____ Study material

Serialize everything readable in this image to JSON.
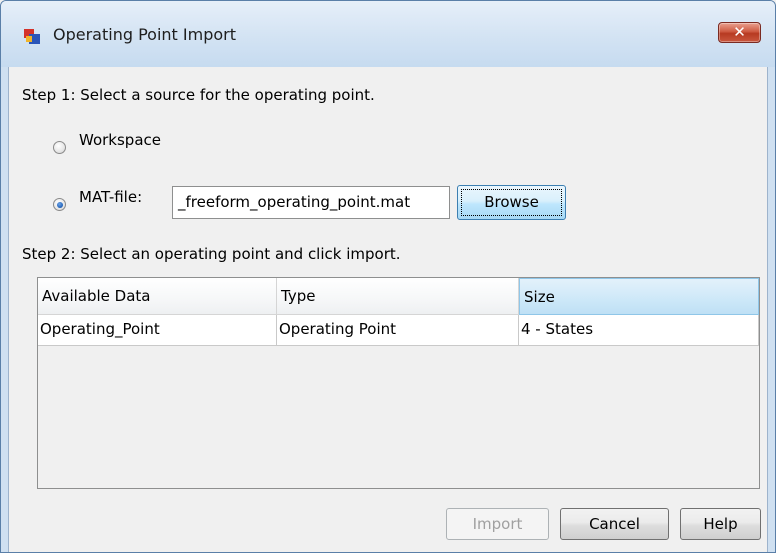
{
  "window": {
    "title": "Operating Point Import",
    "close_glyph": "✕",
    "icon": "simulink-app-icon"
  },
  "step1": {
    "label": "Step 1: Select a source for the operating point.",
    "workspace_label": "Workspace",
    "workspace_selected": false,
    "matfile_label": "MAT-file:",
    "matfile_selected": true,
    "matfile_value": "_freeform_operating_point.mat",
    "browse_label": "Browse"
  },
  "step2": {
    "label": "Step 2: Select an operating point and click import."
  },
  "table": {
    "columns": [
      "Available Data",
      "Type",
      "Size"
    ],
    "sorted_column": "Size",
    "rows": [
      [
        "Operating_Point",
        "Operating Point",
        "4 - States"
      ]
    ]
  },
  "buttons": {
    "import_label": "Import",
    "import_enabled": false,
    "cancel_label": "Cancel",
    "help_label": "Help"
  },
  "colors": {
    "title_bar": "#d3e3f3",
    "close_button": "#c9573e",
    "selected_header": "#cde8f8"
  }
}
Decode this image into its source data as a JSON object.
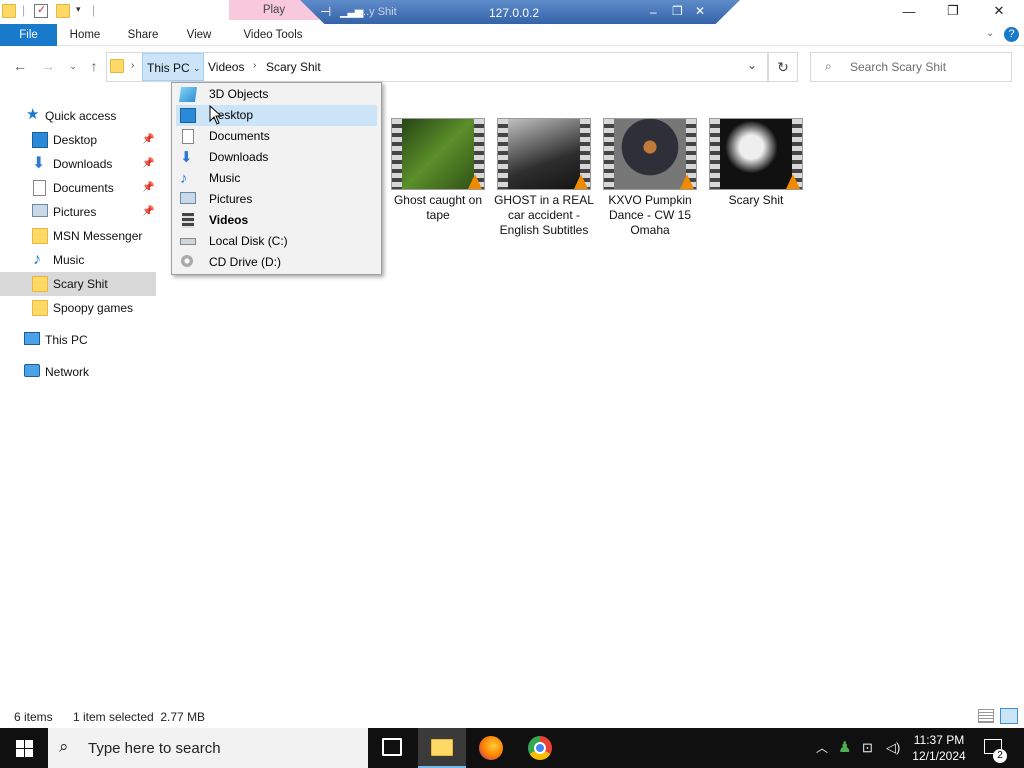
{
  "title_bar": {
    "ctx_tab": "Play",
    "remote_host": "127.0.0.2",
    "remote_under_title": "...y Shit",
    "minimize": "—",
    "maximize": "❐",
    "close": "✕"
  },
  "ribbon": {
    "tabs": [
      "File",
      "Home",
      "Share",
      "View",
      "Video Tools"
    ]
  },
  "address": {
    "crumbs": [
      "This PC",
      "Videos",
      "Scary Shit"
    ],
    "search_placeholder": "Search Scary Shit"
  },
  "dropdown": {
    "items": [
      "3D Objects",
      "Desktop",
      "Documents",
      "Downloads",
      "Music",
      "Pictures",
      "Videos",
      "Local Disk (C:)",
      "CD Drive (D:)"
    ],
    "highlighted": "Desktop",
    "bold": "Videos"
  },
  "sidebar": {
    "quick_access": "Quick access",
    "items": [
      "Desktop",
      "Downloads",
      "Documents",
      "Pictures",
      "MSN Messenger",
      "Music",
      "Scary Shit",
      "Spoopy games"
    ],
    "this_pc": "This PC",
    "network": "Network"
  },
  "files": [
    {
      "name": "Ghost caught on tape"
    },
    {
      "name": "GHOST in a REAL car accident - English Subtitles"
    },
    {
      "name": "KXVO Pumpkin Dance - CW 15 Omaha"
    },
    {
      "name": "Scary Shit"
    }
  ],
  "status_bar": {
    "count": "6 items",
    "selection": "1 item selected  2.77 MB"
  },
  "taskbar": {
    "search_placeholder": "Type here to search",
    "time": "11:37 PM",
    "date": "12/1/2024",
    "notification_count": "2"
  }
}
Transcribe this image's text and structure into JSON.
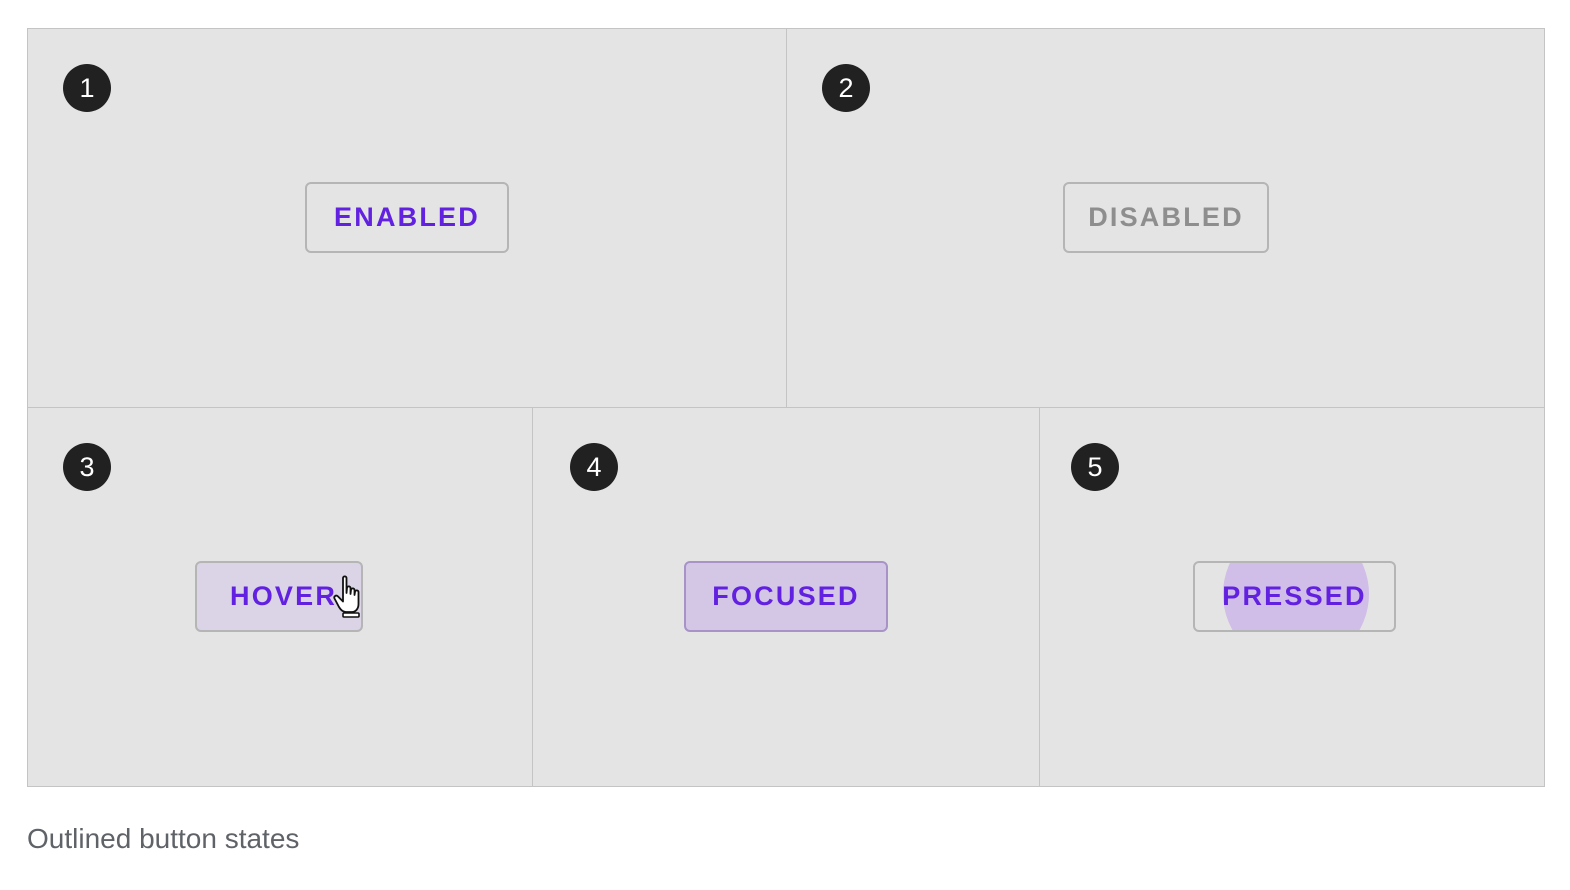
{
  "panels": [
    {
      "number": "1",
      "button_label": "ENABLED"
    },
    {
      "number": "2",
      "button_label": "DISABLED"
    },
    {
      "number": "3",
      "button_label": "HOVER"
    },
    {
      "number": "4",
      "button_label": "FOCUSED"
    },
    {
      "number": "5",
      "button_label": "PRESSED"
    }
  ],
  "caption": "Outlined button states",
  "colors": {
    "primary_text": "#6221e0",
    "disabled_text": "#8e8e8e",
    "hover_fill": "#dbd3e6",
    "focus_fill": "#d4c7e6",
    "ripple_fill": "#d0bde8",
    "badge_fill": "#212121",
    "board_background": "#e4e4e4"
  },
  "icons": {
    "cursor": "hand-pointer-icon"
  }
}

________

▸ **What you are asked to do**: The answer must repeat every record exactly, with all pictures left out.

▸ **Result of the task**:
Serialize everything readable in this image to JSON.
{
  "window": {
    "title": "Operating Point Import",
    "close_glyph": "✕",
    "icon": "simulink-app-icon"
  },
  "step1": {
    "label": "Step 1: Select a source for the operating point.",
    "workspace_label": "Workspace",
    "workspace_selected": false,
    "matfile_label": "MAT-file:",
    "matfile_selected": true,
    "matfile_value": "_freeform_operating_point.mat",
    "browse_label": "Browse"
  },
  "step2": {
    "label": "Step 2: Select an operating point and click import."
  },
  "table": {
    "columns": [
      "Available Data",
      "Type",
      "Size"
    ],
    "sorted_column": "Size",
    "rows": [
      [
        "Operating_Point",
        "Operating Point",
        "4 - States"
      ]
    ]
  },
  "buttons": {
    "import_label": "Import",
    "import_enabled": false,
    "cancel_label": "Cancel",
    "help_label": "Help"
  },
  "colors": {
    "title_bar": "#d3e3f3",
    "close_button": "#c9573e",
    "selected_header": "#cde8f8"
  }
}
Decode this image into its source data as a JSON object.
{
  "title_bar": {
    "ctx_tab": "Play",
    "remote_host": "127.0.0.2",
    "remote_under_title": "...y Shit",
    "minimize": "—",
    "maximize": "❐",
    "close": "✕"
  },
  "ribbon": {
    "tabs": [
      "File",
      "Home",
      "Share",
      "View",
      "Video Tools"
    ]
  },
  "address": {
    "crumbs": [
      "This PC",
      "Videos",
      "Scary Shit"
    ],
    "search_placeholder": "Search Scary Shit"
  },
  "dropdown": {
    "items": [
      "3D Objects",
      "Desktop",
      "Documents",
      "Downloads",
      "Music",
      "Pictures",
      "Videos",
      "Local Disk (C:)",
      "CD Drive (D:)"
    ],
    "highlighted": "Desktop",
    "bold": "Videos"
  },
  "sidebar": {
    "quick_access": "Quick access",
    "items": [
      "Desktop",
      "Downloads",
      "Documents",
      "Pictures",
      "MSN Messenger",
      "Music",
      "Scary Shit",
      "Spoopy games"
    ],
    "this_pc": "This PC",
    "network": "Network"
  },
  "files": [
    {
      "name": "Ghost caught on tape"
    },
    {
      "name": "GHOST in a REAL car accident - English Subtitles"
    },
    {
      "name": "KXVO Pumpkin Dance - CW 15 Omaha"
    },
    {
      "name": "Scary Shit"
    }
  ],
  "status_bar": {
    "count": "6 items",
    "selection": "1 item selected  2.77 MB"
  },
  "taskbar": {
    "search_placeholder": "Type here to search",
    "time": "11:37 PM",
    "date": "12/1/2024",
    "notification_count": "2"
  }
}
Transcribe this image's text and structure into JSON.
{
  "panels": [
    {
      "number": "1",
      "button_label": "ENABLED"
    },
    {
      "number": "2",
      "button_label": "DISABLED"
    },
    {
      "number": "3",
      "button_label": "HOVER"
    },
    {
      "number": "4",
      "button_label": "FOCUSED"
    },
    {
      "number": "5",
      "button_label": "PRESSED"
    }
  ],
  "caption": "Outlined button states",
  "colors": {
    "primary_text": "#6221e0",
    "disabled_text": "#8e8e8e",
    "hover_fill": "#dbd3e6",
    "focus_fill": "#d4c7e6",
    "ripple_fill": "#d0bde8",
    "badge_fill": "#212121",
    "board_background": "#e4e4e4"
  },
  "icons": {
    "cursor": "hand-pointer-icon"
  }
}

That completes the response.